## [PROMPT]
Check each line of the data for "grid", then give the number of lines that have it, without any other words.

## [DATASET CONTENT]
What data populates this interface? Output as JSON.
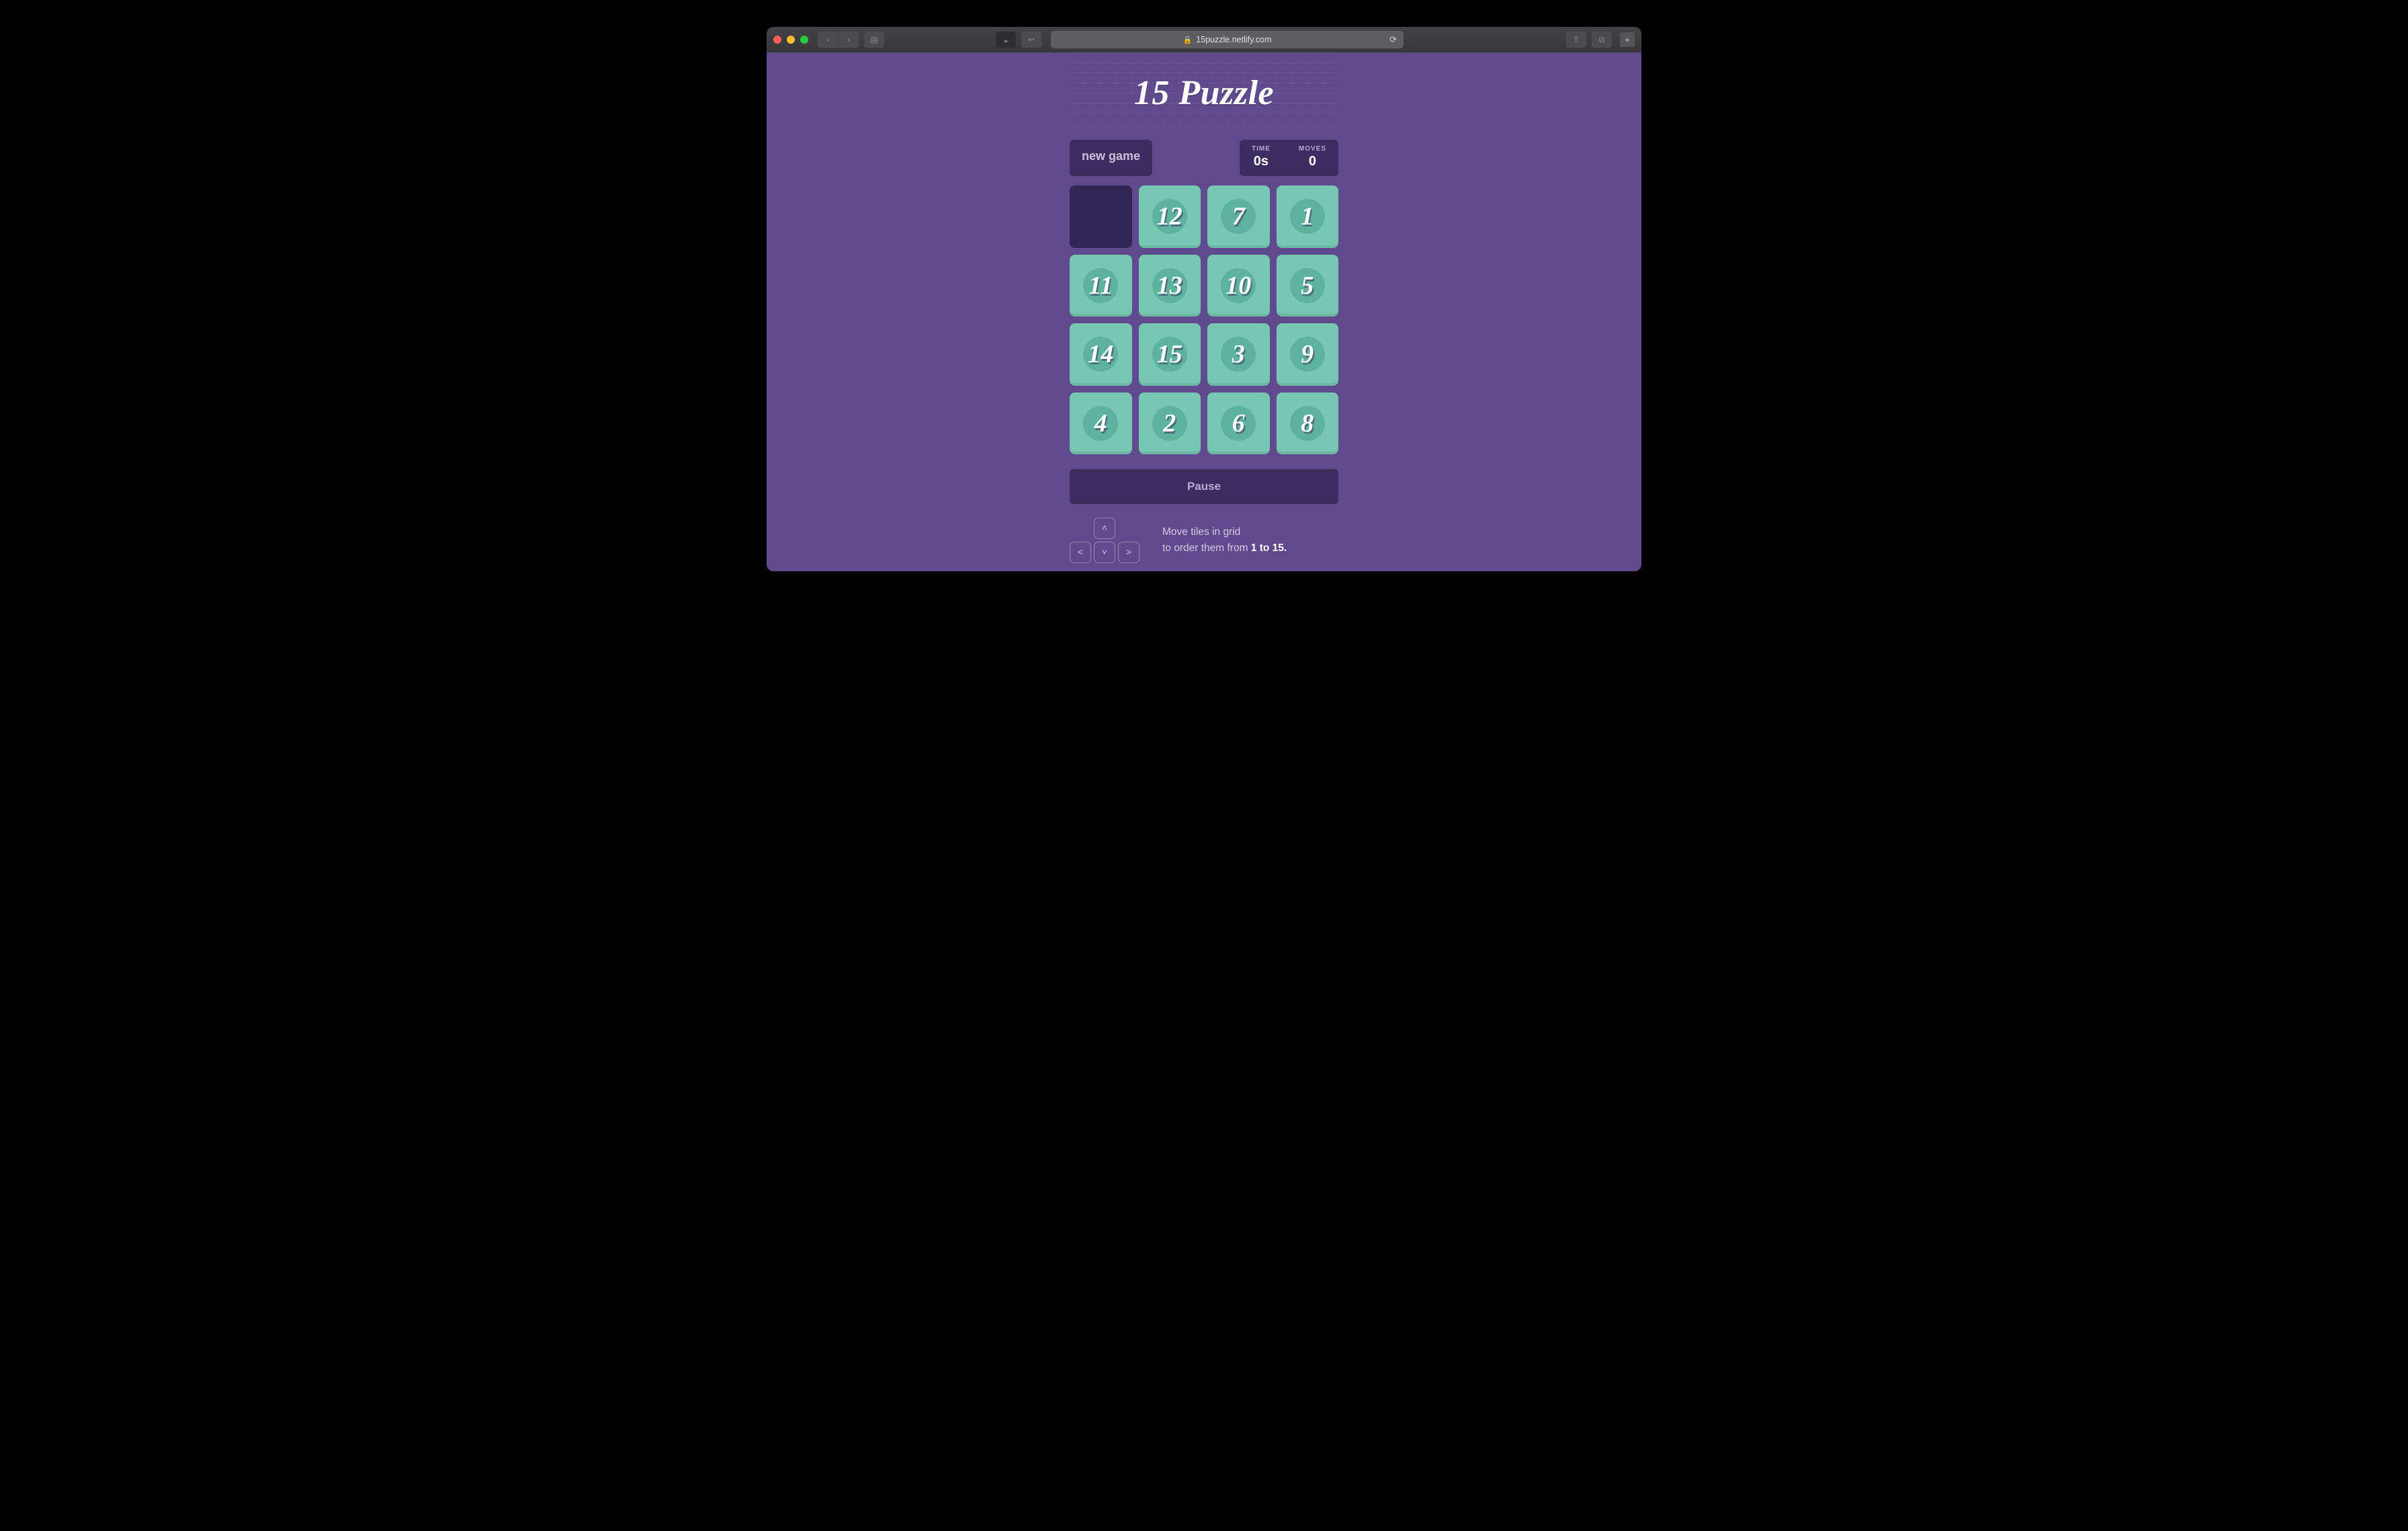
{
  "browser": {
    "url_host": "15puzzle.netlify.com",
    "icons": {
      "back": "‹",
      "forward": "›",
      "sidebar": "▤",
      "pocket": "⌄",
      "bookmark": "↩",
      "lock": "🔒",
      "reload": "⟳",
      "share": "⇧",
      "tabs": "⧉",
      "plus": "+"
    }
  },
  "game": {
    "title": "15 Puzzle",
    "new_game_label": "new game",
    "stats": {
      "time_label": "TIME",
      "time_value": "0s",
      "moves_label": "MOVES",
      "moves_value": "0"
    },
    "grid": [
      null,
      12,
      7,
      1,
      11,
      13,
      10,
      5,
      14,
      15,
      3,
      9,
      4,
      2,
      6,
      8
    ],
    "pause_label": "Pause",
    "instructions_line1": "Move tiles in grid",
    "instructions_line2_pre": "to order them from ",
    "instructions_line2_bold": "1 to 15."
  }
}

## [TASK OUTPUT]
2